Adrian Edwards 2010-05-06
On his third album, the US soul singer Eli “Paperboy” Reed proves he isn’t just a high-octane performer strutting his stuff on the dance scene, but a songwriter with a genuine flair for pastiche. In this collection of songs, largely self-penned, he recalls the feel-good factor of the mid-1960s in sentiment and tone: you can almost smell the slicked-back hair of Eli and his accompanying male vocal group as they schmooze their way through the slow burning ballad Pick a Number, or let rip with a an exuberant rock‘n’roller like Tell Me What I Wanna Hear.
Sixties culture, from the performers themselves to the TV shows, plays fast and loose as reference points. There are echoes of a Quincy Jones TV theme in Young Girl, Eli’s raw vocal pyrotechnics in Just Like Me recall Wilson Pickett, and then he summons the sweeter sound of Sam Cooke on the title-track.
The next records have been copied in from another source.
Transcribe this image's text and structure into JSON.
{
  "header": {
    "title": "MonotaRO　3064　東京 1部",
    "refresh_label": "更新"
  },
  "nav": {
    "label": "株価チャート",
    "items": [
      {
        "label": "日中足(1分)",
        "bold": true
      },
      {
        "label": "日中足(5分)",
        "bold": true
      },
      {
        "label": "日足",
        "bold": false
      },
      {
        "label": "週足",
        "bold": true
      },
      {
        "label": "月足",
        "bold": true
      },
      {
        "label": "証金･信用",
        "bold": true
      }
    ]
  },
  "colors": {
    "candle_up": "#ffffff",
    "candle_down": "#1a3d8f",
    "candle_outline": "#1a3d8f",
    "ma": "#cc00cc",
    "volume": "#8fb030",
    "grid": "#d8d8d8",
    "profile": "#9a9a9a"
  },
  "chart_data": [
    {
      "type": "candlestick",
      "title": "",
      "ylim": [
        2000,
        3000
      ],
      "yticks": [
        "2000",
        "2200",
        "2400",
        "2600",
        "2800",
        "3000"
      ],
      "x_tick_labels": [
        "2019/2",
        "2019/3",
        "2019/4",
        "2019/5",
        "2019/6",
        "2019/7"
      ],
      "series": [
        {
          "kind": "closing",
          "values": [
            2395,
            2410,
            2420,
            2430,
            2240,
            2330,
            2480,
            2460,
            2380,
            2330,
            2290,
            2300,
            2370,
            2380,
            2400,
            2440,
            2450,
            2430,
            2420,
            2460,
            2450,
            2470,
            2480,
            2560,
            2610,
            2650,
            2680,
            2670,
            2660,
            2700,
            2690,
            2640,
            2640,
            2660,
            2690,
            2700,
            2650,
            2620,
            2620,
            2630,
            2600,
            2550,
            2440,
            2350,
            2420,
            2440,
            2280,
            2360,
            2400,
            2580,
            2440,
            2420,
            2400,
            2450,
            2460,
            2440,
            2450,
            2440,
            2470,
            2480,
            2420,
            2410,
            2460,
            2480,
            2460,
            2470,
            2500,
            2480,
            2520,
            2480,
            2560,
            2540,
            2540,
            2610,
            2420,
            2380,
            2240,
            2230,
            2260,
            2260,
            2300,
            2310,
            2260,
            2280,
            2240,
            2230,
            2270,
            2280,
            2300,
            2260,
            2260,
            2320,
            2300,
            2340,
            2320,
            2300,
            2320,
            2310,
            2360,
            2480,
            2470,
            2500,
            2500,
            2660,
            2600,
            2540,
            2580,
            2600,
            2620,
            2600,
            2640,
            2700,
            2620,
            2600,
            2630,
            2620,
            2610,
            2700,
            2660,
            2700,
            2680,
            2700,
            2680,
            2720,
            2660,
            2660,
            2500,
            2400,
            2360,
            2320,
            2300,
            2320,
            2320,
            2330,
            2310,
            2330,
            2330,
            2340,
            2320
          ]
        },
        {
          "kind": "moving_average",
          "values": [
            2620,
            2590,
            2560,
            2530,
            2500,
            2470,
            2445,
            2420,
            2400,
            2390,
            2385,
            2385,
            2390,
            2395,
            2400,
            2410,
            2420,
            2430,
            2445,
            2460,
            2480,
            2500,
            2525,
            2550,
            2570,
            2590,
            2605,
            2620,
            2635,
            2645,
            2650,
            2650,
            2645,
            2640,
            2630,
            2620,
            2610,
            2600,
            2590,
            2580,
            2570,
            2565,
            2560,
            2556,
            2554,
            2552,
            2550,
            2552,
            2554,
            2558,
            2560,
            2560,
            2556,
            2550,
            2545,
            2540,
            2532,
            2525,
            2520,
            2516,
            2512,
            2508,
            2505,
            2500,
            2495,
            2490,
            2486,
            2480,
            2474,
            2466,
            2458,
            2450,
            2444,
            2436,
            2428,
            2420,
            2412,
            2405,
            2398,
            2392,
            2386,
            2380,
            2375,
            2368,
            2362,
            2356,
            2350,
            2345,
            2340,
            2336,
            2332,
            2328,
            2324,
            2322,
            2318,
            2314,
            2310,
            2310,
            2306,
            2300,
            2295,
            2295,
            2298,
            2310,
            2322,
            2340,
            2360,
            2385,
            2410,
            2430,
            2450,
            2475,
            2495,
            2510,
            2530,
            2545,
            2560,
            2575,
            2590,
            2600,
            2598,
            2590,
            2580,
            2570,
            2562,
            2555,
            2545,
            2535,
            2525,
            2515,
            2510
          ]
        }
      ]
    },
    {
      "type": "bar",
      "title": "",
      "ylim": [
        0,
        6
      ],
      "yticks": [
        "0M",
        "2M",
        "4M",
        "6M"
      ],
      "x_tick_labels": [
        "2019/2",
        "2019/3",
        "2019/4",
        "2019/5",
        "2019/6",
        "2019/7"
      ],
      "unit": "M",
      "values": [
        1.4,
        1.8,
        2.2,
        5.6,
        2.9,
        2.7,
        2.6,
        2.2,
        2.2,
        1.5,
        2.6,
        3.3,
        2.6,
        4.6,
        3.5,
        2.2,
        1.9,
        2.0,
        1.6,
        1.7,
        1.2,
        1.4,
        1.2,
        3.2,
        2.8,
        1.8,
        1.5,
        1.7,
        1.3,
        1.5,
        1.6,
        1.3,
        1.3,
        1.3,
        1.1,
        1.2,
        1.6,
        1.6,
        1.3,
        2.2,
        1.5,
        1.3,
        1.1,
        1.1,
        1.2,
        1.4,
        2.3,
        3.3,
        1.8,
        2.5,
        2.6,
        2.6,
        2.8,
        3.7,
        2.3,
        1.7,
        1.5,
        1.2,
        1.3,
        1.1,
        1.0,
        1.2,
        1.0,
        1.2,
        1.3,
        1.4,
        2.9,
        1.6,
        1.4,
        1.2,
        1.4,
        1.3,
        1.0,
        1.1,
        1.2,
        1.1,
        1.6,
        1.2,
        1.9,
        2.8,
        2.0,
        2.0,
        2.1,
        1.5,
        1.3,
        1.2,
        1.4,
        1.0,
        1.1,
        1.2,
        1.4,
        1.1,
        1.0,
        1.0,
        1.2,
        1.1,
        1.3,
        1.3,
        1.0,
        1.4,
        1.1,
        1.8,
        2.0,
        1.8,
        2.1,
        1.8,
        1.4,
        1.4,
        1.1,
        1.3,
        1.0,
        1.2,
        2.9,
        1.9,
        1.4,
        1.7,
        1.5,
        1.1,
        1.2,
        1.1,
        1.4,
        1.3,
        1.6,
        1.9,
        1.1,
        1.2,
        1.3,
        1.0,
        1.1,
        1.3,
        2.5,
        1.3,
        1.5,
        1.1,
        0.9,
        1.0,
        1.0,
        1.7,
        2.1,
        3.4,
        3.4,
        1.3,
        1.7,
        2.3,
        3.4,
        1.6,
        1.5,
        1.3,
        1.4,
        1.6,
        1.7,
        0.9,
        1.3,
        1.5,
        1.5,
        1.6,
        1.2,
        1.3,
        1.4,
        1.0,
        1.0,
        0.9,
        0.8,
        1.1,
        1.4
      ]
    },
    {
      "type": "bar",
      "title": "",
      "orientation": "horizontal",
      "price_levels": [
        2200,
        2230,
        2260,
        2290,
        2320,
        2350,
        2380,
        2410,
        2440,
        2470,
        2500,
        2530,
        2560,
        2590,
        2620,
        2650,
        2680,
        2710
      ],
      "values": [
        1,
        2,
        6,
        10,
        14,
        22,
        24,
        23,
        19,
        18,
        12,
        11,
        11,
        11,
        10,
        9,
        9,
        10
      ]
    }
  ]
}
Eli’s irrepressible personality shines through this varied and very appealing collection of songs, and tunes abound. Two country style songs, Time Will Tell and You Can Run On, offer contrasting approaches to the genre whilst Explosion, the album’s firecracker finale, brings to mind a review of his stage show in The New York Times: “a raucous, riveting, live act”. Eli’s trademark howl and falsetto are much in evidence, but the voice also has an endearing creamy tone which shows to advantage in songs like Pick Your Battles.
Throughout, Eli is backed to the hilt by a dynamic red-hot band of trumpets, horns and saxophones, each oozing personality. Producer Mike Elizondo ensures that whether the mood is Latin, big band or disco, this ensemble delivers a high class performance.